Ms. Jolie’s decision highlights the painful dilemma facing women with BRCA mutations.
“She is a special case, and you can completely understand why she did it,” said Dr. Susan Love, the author of a best-seller, “Dr. Susan Love’s Breast Book,” and a breast surgeon. “But what I hope that people realize is that we really don’t have good prevention for breast cancer. When you have to cut off normal body parts to prevent a disease, that’s really pretty barbaric when you think about it.”
Parte 2: (artigo original aqui)
Women who carry BRCA mutations have, on average, about a 65 percent risk of eventually developing breast cancer, as opposed to a risk of about 12 percent for most women. For some mutation carriers, the risk may be higher; Ms. Jolie wrote that the estimate for her was 87 percent.
Because the BRCA mutations are rare and the test expensive — about $3,000 — it is not recommended for most women.

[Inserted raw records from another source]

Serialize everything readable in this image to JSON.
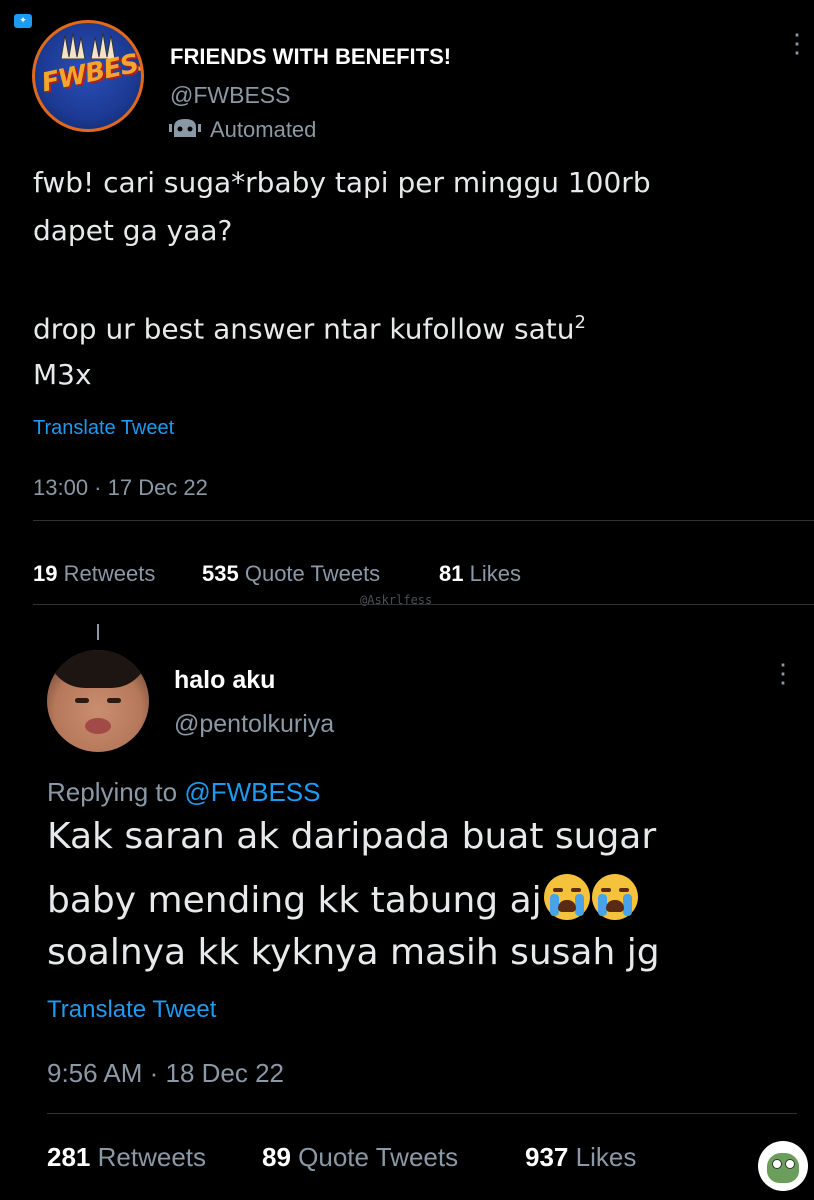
{
  "first_tweet": {
    "display_name": "FRIENDS WITH BENEFITS!",
    "handle": "@FWBESS",
    "automated_label": "Automated",
    "avatar_logo_text": "FWBESS",
    "text_line1": "fwb! cari suga*rbaby tapi per minggu 100rb",
    "text_line2": "dapet ga yaa?",
    "text_line3": "drop ur best answer ntar kufollow satu",
    "text_line3_sup": "2",
    "text_line4": "M3x",
    "translate_label": "Translate Tweet",
    "timestamp": "13:00 · 17 Dec 22",
    "stats": {
      "retweets_count": "19",
      "retweets_label": "Retweets",
      "quotes_count": "535",
      "quotes_label": "Quote Tweets",
      "likes_count": "81",
      "likes_label": "Likes"
    }
  },
  "watermark": "@Askrlfess",
  "reply_tweet": {
    "display_name": "halo aku",
    "handle": "@pentolkuriya",
    "replying_to_prefix": "Replying to",
    "replying_to_handle": "@FWBESS",
    "text_line1": "Kak saran ak daripada buat sugar",
    "text_line2": "baby mending kk tabung aj",
    "text_line3": "soalnya kk kyknya masih susah jg",
    "emoji": "loudly-crying-face",
    "translate_label": "Translate Tweet",
    "timestamp": "9:56 AM · 18 Dec 22",
    "stats": {
      "retweets_count": "281",
      "retweets_label": "Retweets",
      "quotes_count": "89",
      "quotes_label": "Quote Tweets",
      "likes_count": "937",
      "likes_label": "Likes"
    }
  },
  "colors": {
    "background": "#000000",
    "link": "#1d9bf0",
    "muted": "#8b98a5",
    "text": "#e7e9ea"
  }
}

But for women with breast cancer who do have mutations, knowing their status can help them make further treatment decisions, like whether to have an unaffected breast or their ovaries removed.
Women who should consider testing are those who have breast cancer before age 50, a family history of both breast and ovarian cancer, or many close relatives with breast cancer, especially if it developed before age 50. Any woman with ovarian cancer should consider being tested, as should Ashkenazi Jewish women with breast or ovarian cancer. Men with breast cancer and their families should also ask about the possibility of a genetic predisposition to the disease.
Because the cancer risks for carriers are so high, women with the mutations are often advised to have their breasts and ovaries removed as a preventive measure. It is generally considered safe to wait long enough to have children before having the ovaries removed, but the operation should be done by age 40, said Dr. Susan M. Domchek, an expert on cancer genetics at the University of Pennsylvania and the executive director of its Basser Research Center, which specializes in BRCA mutations. There is no reliable way to screen for ovarian cancer, and most cases are detected at a relatively late stage, when the disease is harder to treat and more likely to be fatal.
Ms. Jolie said that she herself had a 50 percent risk of ovarian cancer. “I started with the breasts, as my risk of breast cancer is higher than my risk of ovarian cancer, and the surgery is more complex,” she wrote.
Removing the breasts is not the only option, Dr. Domchek said. Some women with BRCA mutations choose close monitoring with mammograms and M.R.I. scans once a year, staggered so that they have one scan or the other every six months. Those tests offer a chance to find cancer early.
For some women, certain drugs can lower the risk of breast cancer, but not as much as preventive mastectomy.
It is also possible for women who are mutation carriers to avoid passing the gene to their children, by undergoing in vitro fertilization and having embryos screened for BRCA genes. Then, only embryos free of mutations can be implanted.
Ms. Jolie’s celebrity and her roles as a mother of six and a movie star who plays strong women, including the swashbuckling archaeologist Lara Croft, may give her decision far-reaching impact.
Dr. Isabelle Bedrosian, a surgical oncologist at M. D. Anderson Cancer Center in Houston, has been a vocal critic of the trend toward double mastectomy among women who are not at high genetic risk. However, she hopes the decision by Ms. Jolie will focus women on the value of genetic counseling and making informed decisions.
“I think there is an important upside to the story, and that is that women will hopefully be more curious about their family history,” Dr. Bedrosian said. “We need to be careful that one message does not apply to all. Angelina’s situation is very unique. People should not be quick to say ‘I should do like she did,’ because you may not be like her.”
Mais blá-blá-blá: Angelina Jolie has double mastectomy due to cancer gene (BBC)